▸ **RECORDS PROVIDED**
------------

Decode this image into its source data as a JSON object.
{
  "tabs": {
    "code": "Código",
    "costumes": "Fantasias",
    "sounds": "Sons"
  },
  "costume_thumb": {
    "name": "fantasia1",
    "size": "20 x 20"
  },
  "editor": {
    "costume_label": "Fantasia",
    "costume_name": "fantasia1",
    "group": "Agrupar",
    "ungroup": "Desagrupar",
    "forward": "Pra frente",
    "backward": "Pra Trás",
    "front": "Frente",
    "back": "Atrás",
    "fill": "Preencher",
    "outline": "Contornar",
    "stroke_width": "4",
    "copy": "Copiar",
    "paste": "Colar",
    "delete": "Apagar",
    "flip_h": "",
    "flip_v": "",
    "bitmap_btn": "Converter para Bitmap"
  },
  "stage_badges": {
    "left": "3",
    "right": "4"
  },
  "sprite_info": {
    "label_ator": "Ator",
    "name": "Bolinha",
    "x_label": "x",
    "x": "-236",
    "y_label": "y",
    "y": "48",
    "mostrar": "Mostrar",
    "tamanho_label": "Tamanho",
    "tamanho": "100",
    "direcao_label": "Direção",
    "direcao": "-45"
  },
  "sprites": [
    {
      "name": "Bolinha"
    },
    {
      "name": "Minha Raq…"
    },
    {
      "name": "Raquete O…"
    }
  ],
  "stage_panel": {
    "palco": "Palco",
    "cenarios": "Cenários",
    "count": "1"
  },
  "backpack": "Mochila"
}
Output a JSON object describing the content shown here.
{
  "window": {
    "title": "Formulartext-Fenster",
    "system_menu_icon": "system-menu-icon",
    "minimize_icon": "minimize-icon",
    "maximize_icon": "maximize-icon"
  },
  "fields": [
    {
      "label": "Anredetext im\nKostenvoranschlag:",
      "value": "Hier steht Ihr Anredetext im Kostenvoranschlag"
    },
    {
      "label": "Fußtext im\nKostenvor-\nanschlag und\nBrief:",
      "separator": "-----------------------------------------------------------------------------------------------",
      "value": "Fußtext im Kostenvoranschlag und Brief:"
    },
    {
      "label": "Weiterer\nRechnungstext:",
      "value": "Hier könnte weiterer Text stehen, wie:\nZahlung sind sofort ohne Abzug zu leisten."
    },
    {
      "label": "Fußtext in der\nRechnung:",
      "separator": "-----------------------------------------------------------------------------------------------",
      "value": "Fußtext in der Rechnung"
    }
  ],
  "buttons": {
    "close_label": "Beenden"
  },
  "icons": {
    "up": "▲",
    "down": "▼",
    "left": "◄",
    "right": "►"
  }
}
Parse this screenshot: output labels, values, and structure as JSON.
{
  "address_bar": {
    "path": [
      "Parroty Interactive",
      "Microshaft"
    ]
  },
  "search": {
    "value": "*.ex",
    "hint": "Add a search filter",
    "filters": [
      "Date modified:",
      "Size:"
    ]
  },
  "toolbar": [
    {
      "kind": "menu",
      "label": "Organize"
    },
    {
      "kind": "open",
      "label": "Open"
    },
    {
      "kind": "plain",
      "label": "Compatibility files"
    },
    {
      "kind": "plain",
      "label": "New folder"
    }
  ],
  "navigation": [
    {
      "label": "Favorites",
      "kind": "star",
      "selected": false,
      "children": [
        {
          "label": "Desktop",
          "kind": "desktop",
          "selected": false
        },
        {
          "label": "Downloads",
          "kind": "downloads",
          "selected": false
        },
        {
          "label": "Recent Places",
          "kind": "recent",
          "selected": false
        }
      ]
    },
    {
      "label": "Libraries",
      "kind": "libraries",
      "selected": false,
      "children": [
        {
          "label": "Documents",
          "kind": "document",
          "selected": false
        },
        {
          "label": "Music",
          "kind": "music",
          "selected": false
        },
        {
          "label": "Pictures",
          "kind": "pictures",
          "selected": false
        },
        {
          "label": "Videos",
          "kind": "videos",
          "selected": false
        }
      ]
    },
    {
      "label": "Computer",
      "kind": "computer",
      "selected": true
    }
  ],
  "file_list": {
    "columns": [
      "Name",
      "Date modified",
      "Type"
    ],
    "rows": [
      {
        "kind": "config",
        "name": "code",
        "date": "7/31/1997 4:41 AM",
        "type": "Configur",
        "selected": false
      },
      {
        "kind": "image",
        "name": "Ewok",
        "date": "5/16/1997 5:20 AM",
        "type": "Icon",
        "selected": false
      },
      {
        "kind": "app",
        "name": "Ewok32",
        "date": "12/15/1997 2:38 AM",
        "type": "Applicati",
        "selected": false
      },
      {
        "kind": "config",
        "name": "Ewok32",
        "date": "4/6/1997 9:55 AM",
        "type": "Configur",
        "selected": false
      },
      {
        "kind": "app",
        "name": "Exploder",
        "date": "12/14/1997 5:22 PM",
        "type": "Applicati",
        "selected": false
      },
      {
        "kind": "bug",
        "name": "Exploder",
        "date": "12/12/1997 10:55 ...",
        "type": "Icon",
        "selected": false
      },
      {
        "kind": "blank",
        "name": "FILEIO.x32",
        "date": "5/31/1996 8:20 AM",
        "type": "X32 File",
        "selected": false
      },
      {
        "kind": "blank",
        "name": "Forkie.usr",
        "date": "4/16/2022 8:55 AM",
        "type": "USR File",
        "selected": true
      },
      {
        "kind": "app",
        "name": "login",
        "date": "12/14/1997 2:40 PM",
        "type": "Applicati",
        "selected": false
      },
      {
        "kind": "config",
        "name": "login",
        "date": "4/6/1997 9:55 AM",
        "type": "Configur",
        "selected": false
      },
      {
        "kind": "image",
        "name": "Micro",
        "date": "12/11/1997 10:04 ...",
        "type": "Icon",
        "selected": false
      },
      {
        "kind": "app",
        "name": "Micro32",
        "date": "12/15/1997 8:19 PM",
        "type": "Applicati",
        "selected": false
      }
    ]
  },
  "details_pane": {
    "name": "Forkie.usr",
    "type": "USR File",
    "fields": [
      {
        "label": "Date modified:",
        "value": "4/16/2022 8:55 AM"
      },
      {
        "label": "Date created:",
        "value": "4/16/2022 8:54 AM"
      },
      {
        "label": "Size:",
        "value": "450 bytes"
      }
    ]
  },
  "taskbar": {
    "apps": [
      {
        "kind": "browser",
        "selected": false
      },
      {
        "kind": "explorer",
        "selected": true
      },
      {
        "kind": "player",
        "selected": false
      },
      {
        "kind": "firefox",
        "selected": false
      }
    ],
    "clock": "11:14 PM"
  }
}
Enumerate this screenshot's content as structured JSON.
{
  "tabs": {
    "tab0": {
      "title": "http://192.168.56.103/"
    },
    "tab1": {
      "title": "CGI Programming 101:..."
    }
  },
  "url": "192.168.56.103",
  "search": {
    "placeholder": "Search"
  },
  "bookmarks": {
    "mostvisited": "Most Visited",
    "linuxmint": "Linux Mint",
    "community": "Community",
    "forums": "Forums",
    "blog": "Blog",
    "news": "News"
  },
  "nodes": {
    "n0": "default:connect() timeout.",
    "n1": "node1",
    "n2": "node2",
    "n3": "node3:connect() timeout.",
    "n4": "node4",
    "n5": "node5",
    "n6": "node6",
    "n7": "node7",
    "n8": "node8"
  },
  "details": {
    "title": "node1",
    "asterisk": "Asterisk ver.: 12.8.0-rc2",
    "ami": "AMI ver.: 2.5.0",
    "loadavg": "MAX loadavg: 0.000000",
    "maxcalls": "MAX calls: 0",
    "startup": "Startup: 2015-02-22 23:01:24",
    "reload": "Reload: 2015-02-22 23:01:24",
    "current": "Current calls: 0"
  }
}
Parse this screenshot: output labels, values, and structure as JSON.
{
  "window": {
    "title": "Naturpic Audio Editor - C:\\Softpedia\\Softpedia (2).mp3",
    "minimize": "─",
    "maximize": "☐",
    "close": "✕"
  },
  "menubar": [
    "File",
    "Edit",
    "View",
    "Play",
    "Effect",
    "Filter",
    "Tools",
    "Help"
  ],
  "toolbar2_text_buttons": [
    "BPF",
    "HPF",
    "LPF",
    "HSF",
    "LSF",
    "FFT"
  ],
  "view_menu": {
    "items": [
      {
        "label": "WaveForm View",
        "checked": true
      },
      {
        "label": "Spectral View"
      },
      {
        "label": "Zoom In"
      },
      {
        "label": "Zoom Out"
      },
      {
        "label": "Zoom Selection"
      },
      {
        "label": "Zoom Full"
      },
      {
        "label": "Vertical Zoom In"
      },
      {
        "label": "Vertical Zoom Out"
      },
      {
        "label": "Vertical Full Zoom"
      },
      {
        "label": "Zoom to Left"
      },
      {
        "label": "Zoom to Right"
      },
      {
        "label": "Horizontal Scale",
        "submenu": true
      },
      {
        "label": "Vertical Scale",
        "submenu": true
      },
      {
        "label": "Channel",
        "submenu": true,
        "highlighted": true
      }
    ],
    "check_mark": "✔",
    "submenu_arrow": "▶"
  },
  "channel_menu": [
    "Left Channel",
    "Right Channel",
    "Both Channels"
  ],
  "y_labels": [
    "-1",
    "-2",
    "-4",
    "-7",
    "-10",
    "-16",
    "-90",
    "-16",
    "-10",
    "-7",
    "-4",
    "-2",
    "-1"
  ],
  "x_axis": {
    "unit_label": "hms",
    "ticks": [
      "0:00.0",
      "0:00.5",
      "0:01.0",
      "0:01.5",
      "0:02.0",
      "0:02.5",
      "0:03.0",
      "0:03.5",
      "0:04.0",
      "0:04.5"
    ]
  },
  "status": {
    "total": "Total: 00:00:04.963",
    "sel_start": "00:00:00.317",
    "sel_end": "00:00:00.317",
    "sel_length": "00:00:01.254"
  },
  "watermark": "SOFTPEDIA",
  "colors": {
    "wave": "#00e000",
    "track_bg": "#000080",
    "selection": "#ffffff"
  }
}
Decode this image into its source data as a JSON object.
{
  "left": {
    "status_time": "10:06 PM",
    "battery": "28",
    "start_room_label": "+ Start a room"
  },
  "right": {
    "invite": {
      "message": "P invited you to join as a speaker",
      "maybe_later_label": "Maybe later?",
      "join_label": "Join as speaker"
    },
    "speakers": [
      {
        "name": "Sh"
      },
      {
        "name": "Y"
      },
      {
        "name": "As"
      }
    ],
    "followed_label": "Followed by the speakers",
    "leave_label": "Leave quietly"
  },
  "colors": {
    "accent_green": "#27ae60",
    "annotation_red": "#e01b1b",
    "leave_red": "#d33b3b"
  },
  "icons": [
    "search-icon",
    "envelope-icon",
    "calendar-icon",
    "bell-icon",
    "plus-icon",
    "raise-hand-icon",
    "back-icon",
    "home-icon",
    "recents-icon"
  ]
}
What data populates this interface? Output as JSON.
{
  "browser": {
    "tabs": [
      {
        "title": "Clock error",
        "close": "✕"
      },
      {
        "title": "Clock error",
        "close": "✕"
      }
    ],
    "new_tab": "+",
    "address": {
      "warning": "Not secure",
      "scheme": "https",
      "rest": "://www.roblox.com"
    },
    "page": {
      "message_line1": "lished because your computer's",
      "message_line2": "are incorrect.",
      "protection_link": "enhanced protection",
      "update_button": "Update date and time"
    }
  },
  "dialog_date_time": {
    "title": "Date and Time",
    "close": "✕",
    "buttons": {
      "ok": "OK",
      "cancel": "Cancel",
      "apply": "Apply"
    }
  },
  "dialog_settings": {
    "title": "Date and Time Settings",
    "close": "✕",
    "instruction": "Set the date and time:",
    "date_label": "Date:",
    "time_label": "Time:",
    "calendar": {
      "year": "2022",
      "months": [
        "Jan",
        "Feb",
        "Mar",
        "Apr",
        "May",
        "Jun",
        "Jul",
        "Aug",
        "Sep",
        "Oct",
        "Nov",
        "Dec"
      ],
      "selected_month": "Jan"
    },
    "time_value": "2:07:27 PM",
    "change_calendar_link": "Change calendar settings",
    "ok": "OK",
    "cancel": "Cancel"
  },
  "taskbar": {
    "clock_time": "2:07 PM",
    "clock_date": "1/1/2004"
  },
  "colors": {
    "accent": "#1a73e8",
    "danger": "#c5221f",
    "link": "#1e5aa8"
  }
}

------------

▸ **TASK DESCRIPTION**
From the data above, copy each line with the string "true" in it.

▸ **SOLUTION TO THE EXERCISE**
      "selected": true
        "selected": true
        "selected": true
        "checked": true
        "submenu": true
        "submenu": true
        "submenu": true,
        "highlighted": true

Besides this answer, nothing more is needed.